When you know you’re both human and can wrong others at any time, instead of wanting to punish others for their misgivings, you’ll be compassionate. And this mends relationships big time.
13. A Relationship Counselor Can Help
Whilst I’ve recommended seeking a coach, therapist, or other relationship experts, emphasizing it as a fact on its own is important.
You may know many facts about your relationship but your reality may be distorted since you’re in the experience itself plus you may not be knowledgeable about relationship dynamics.
However, the suggestions or advice of any other person like your well-meaning friend may not be helpful because they’re inexperienced and also biased.
But a coach for instance can help you:
- Express your emotions and feel relief
- Have an objective picture of your relationship
- Unravel the unobvious sources of your relationship issues
- Discover effective strategies for mending your relationship
Common Questions to Consider Before Leaving a Relationship
When my clients are considering ending a relationship, they mostly ask the questions below. Get a sneak peek at relationship coaching answers.
How do you know when it is time to leave a relationship? What are the signs that the relationship is over?
If you fail to get results that encourage you to stay even if you’ve considered and worked on all the facts above, it could be time to leave. Unending abuse is also one sign the relationship won’t work.
What should I think about before breaking up?
- Have I clearly communicated my needs?
- In what way am I contributing to the problems we have?
- Will I really be happier without my partner?
- What are my priorities in a relationship?
- Have I done my best to make things work?
- Am I feeling the weight of our problems because I already see another potential partner?
- What can I do to mend this relationship?
What questions should I ask my partner before breaking up?
- Have we really done our best to stay together?
- What could I have done differently?
- Are you willing to work on mending this relationship?
- What can you do to save our relationship?
- What have you learned in this relationship?
- How are we going to handle the breakup?
How to leave a relationship when you are still in love
- Accept that you’re still in love but the relationship isn’t working
- Choose a way to break up with your partner (preferably face to face)
- Start with a summary of appreciating them and the relationship
- Express your feelings honestly and clearly
- Adapt to their reaction with positive confirmation of your decision
- Practice breakup boundaries
- Grieve and focus on your healing
- Continue practicing ways of letting go of the relationship
Is leaving a good relationship to be single okay?
Especially if you’re leaving a good relationship to find yourself, it’s totally okay.
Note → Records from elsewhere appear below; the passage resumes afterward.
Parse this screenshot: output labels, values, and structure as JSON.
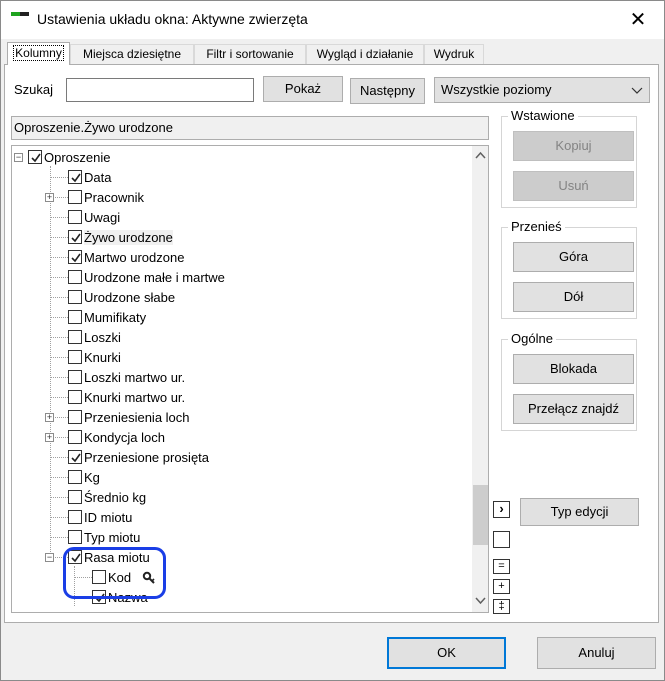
{
  "window": {
    "title": "Ustawienia układu okna: Aktywne zwierzęta",
    "close_glyph": "✕"
  },
  "tabs": [
    {
      "label": "Kolumny",
      "active": true
    },
    {
      "label": "Miejsca dziesiętne",
      "active": false
    },
    {
      "label": "Filtr i sortowanie",
      "active": false
    },
    {
      "label": "Wygląd i działanie",
      "active": false
    },
    {
      "label": "Wydruk",
      "active": false
    }
  ],
  "search": {
    "label": "Szukaj",
    "value": "",
    "show_button": "Pokaż",
    "next_button": "Następny",
    "level_select": "Wszystkie poziomy",
    "chevron": "⌄"
  },
  "path": "Oproszenie.Żywo urodzone",
  "tree": {
    "nodes": [
      {
        "label": "Oproszenie",
        "checked": true,
        "expander": "−"
      },
      {
        "label": "Data",
        "checked": true,
        "expander": ""
      },
      {
        "label": "Pracownik",
        "checked": false,
        "expander": "+"
      },
      {
        "label": "Uwagi",
        "checked": false,
        "expander": ""
      },
      {
        "label": "Żywo urodzone",
        "checked": true,
        "expander": "",
        "selected": true
      },
      {
        "label": "Martwo urodzone",
        "checked": true,
        "expander": ""
      },
      {
        "label": "Urodzone małe i martwe",
        "checked": false,
        "expander": ""
      },
      {
        "label": "Urodzone słabe",
        "checked": false,
        "expander": ""
      },
      {
        "label": "Mumifikaty",
        "checked": false,
        "expander": ""
      },
      {
        "label": "Loszki",
        "checked": false,
        "expander": ""
      },
      {
        "label": "Knurki",
        "checked": false,
        "expander": ""
      },
      {
        "label": "Loszki martwo ur.",
        "checked": false,
        "expander": ""
      },
      {
        "label": "Knurki martwo ur.",
        "checked": false,
        "expander": ""
      },
      {
        "label": "Przeniesienia loch",
        "checked": false,
        "expander": "+"
      },
      {
        "label": "Kondycja loch",
        "checked": false,
        "expander": "+"
      },
      {
        "label": "Przeniesione prosięta",
        "checked": true,
        "expander": ""
      },
      {
        "label": "Kg",
        "checked": false,
        "expander": ""
      },
      {
        "label": "Średnio kg",
        "checked": false,
        "expander": ""
      },
      {
        "label": "ID miotu",
        "checked": false,
        "expander": ""
      },
      {
        "label": "Typ miotu",
        "checked": false,
        "expander": ""
      },
      {
        "label": "Rasa miotu",
        "checked": true,
        "expander": "−"
      },
      {
        "label": "Kod",
        "checked": false,
        "expander": "",
        "child": true,
        "has_key_icon": true
      },
      {
        "label": "Nazwa",
        "checked": true,
        "expander": "",
        "child": true
      }
    ]
  },
  "groups": {
    "inserted": {
      "title": "Wstawione",
      "copy": "Kopiuj",
      "delete": "Usuń"
    },
    "move": {
      "title": "Przenieś",
      "up": "Góra",
      "down": "Dół"
    },
    "general": {
      "title": "Ogólne",
      "lock": "Blokada",
      "toggle_found": "Przełącz znajdź"
    }
  },
  "side_buttons": {
    "arrow": "›",
    "collapse": "=",
    "expand": "+",
    "expand_all": "‡"
  },
  "edit_type_button": "Typ edycji",
  "footer": {
    "ok": "OK",
    "cancel": "Anuluj"
  },
  "scroll": {
    "up": "˄",
    "down": "˅"
  },
  "colors": {
    "accent": "#0078d7",
    "highlight_ring": "#1a3ee6",
    "app_icon_green": "#1fa31f"
  }
}
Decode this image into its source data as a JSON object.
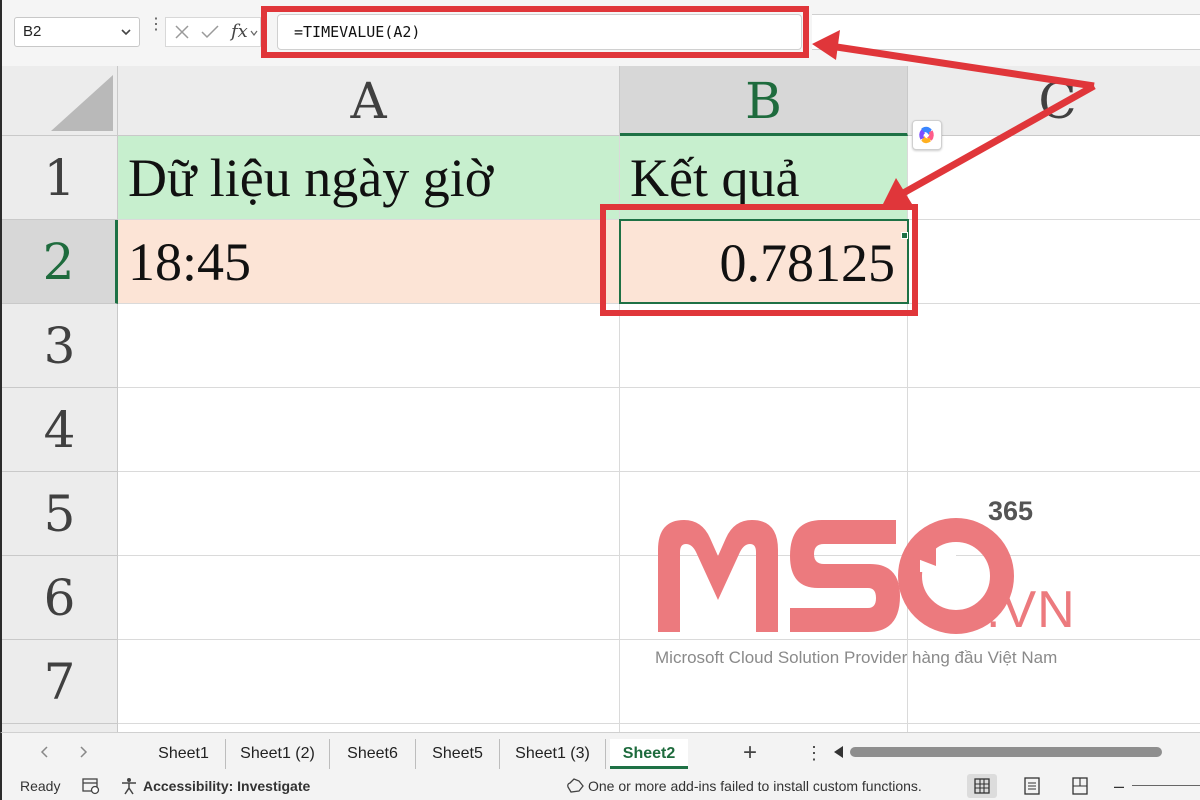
{
  "formula_bar": {
    "name_box": "B2",
    "fx_label": "fx",
    "formula": "=TIMEVALUE(A2)"
  },
  "columns": [
    {
      "label": "A",
      "selected": false
    },
    {
      "label": "B",
      "selected": true
    },
    {
      "label": "C",
      "selected": false
    }
  ],
  "rows": [
    "1",
    "2",
    "3",
    "4",
    "5",
    "6",
    "7"
  ],
  "cells": {
    "A1": "Dữ liệu ngày giờ",
    "B1": "Kết quả",
    "A2": "18:45",
    "B2": "0.78125"
  },
  "active_cell": "B2",
  "watermark": {
    "logo_text": "MSO",
    "superscript": "365",
    "domain": ".VN",
    "caption": "Microsoft Cloud Solution Provider hàng đầu Việt Nam"
  },
  "sheet_tabs": [
    {
      "label": "Sheet1",
      "active": false
    },
    {
      "label": "Sheet1 (2)",
      "active": false
    },
    {
      "label": "Sheet6",
      "active": false
    },
    {
      "label": "Sheet5",
      "active": false
    },
    {
      "label": "Sheet1 (3)",
      "active": false
    },
    {
      "label": "Sheet2",
      "active": true
    }
  ],
  "add_sheet_label": "+",
  "status_bar": {
    "ready": "Ready",
    "accessibility": "Accessibility: Investigate",
    "addin_message": "One or more add-ins failed to install custom functions."
  },
  "colors": {
    "header_fill": "#c7efce",
    "data_fill": "#fce4d6",
    "excel_green": "#1e7145",
    "annotation_red": "#e0363a",
    "watermark_pink": "#ec7a7e"
  }
}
If you’re in a good relationship but feel it’s hindering your growth and fulfillment in many ways, leaving would be a good thing for you and your partner.
Stay or Leave Conclusion
If you’ve carefully considered the relationship facts above and feel there’s something you can do to save your relationship, stay, patiently working with the tips.
But if you’ve carefully read this piece and still want to leave, do so knowing well you might regret it.
And before you leave, share your thoughts with us below. Also, share this article to change someone’s life!